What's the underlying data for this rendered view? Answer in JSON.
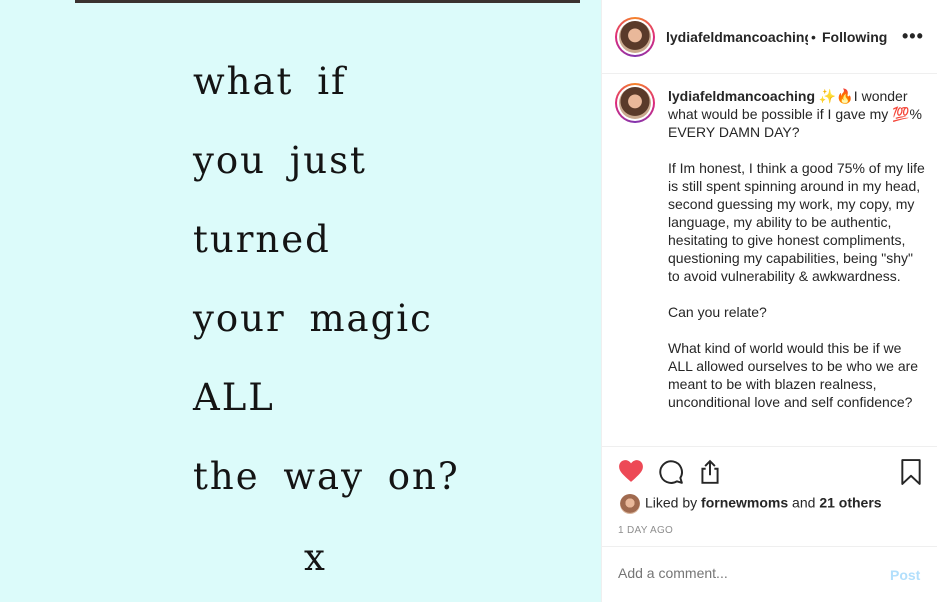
{
  "image": {
    "poem_lines": [
      "what if",
      "you just",
      "turned",
      "your magic",
      "ALL",
      "the way on?"
    ],
    "signoff": "x"
  },
  "header": {
    "username": "lydiafeldmancoaching",
    "separator": "•",
    "follow_status": "Following",
    "more": "•••"
  },
  "caption": {
    "username": "lydiafeldmancoaching",
    "lead": " ✨🔥I wonder what would be possible if I gave my 💯% EVERY DAMN DAY?",
    "paragraphs": [
      "If Im honest, I think a good 75% of my life is still spent spinning around in my head, second guessing my work, my copy, my language, my ability to be authentic, hesitating to give honest compliments, questioning my capabilities, being \"shy\" to avoid vulnerability & awkwardness.",
      "Can you relate?",
      "What kind of world would this be if we ALL allowed ourselves to be who we are meant to be with blazen realness, unconditional love and self confidence?"
    ]
  },
  "likes": {
    "prefix": "Liked by ",
    "first_user": "fornewmoms",
    "and": " and ",
    "others": "21 others"
  },
  "timestamp": "1 DAY AGO",
  "comment": {
    "placeholder": "Add a comment...",
    "post_label": "Post"
  },
  "colors": {
    "image_bg": "#dcfbfa",
    "liked_heart": "#ed4956",
    "post_disabled": "#b2dffc"
  },
  "icons": {
    "like": "heart-icon",
    "comment": "comment-icon",
    "share": "share-icon",
    "save": "bookmark-icon",
    "more": "more-options-icon"
  }
}
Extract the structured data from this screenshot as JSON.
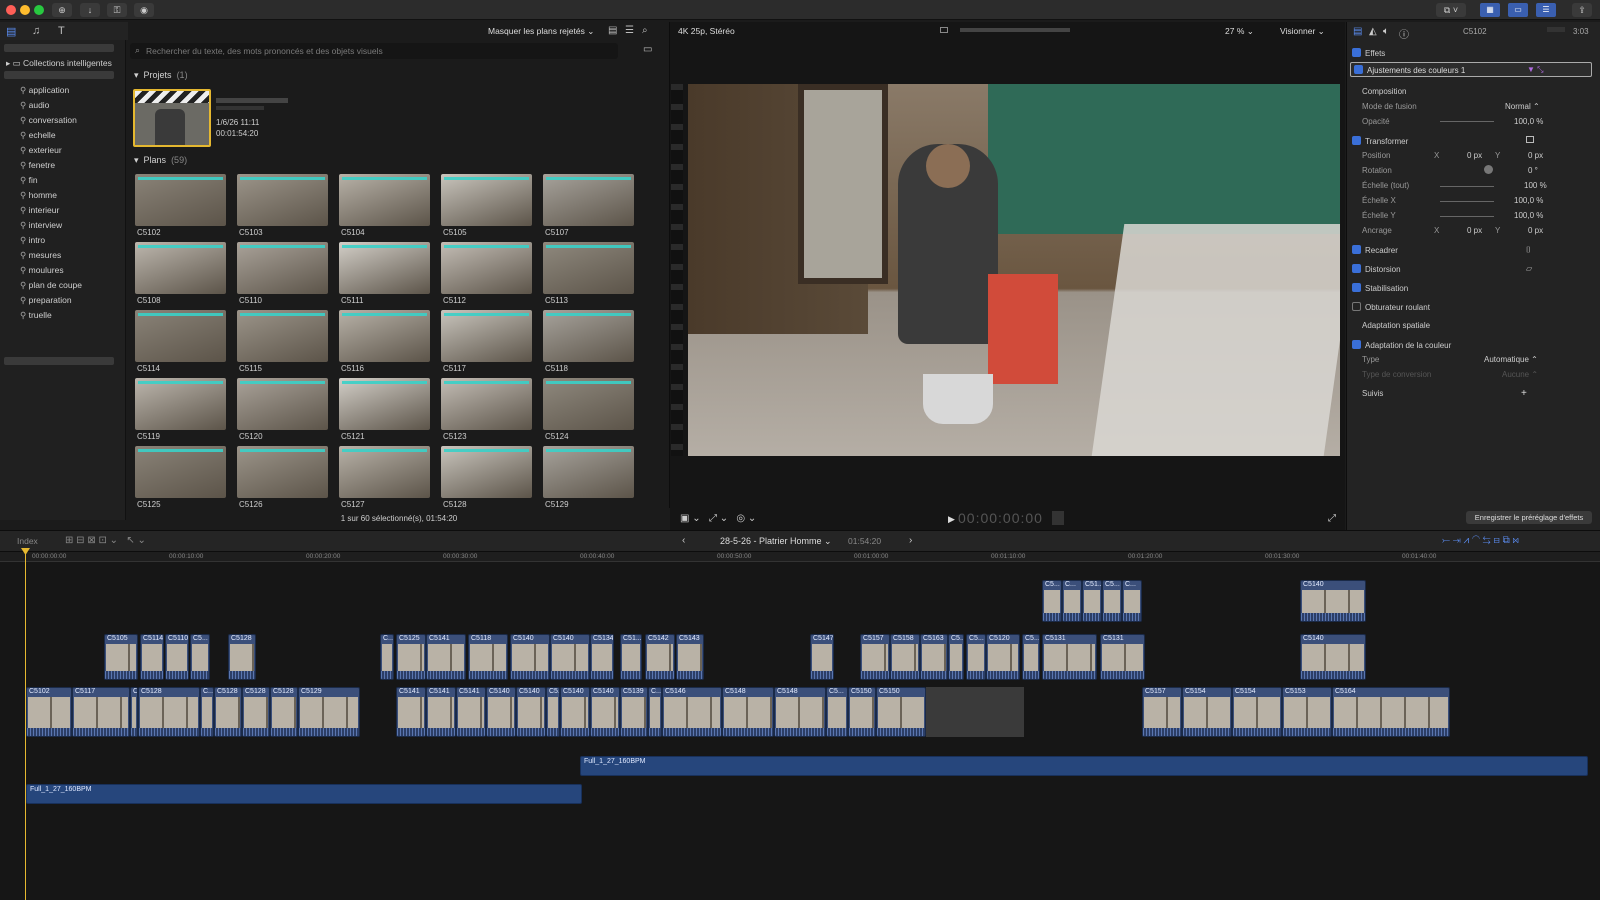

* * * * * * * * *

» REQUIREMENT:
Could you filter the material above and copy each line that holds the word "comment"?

» TASK ANSWER:
  "comment": {
    "placeholder": "Add a comment...",
    "comment": "comment-icon",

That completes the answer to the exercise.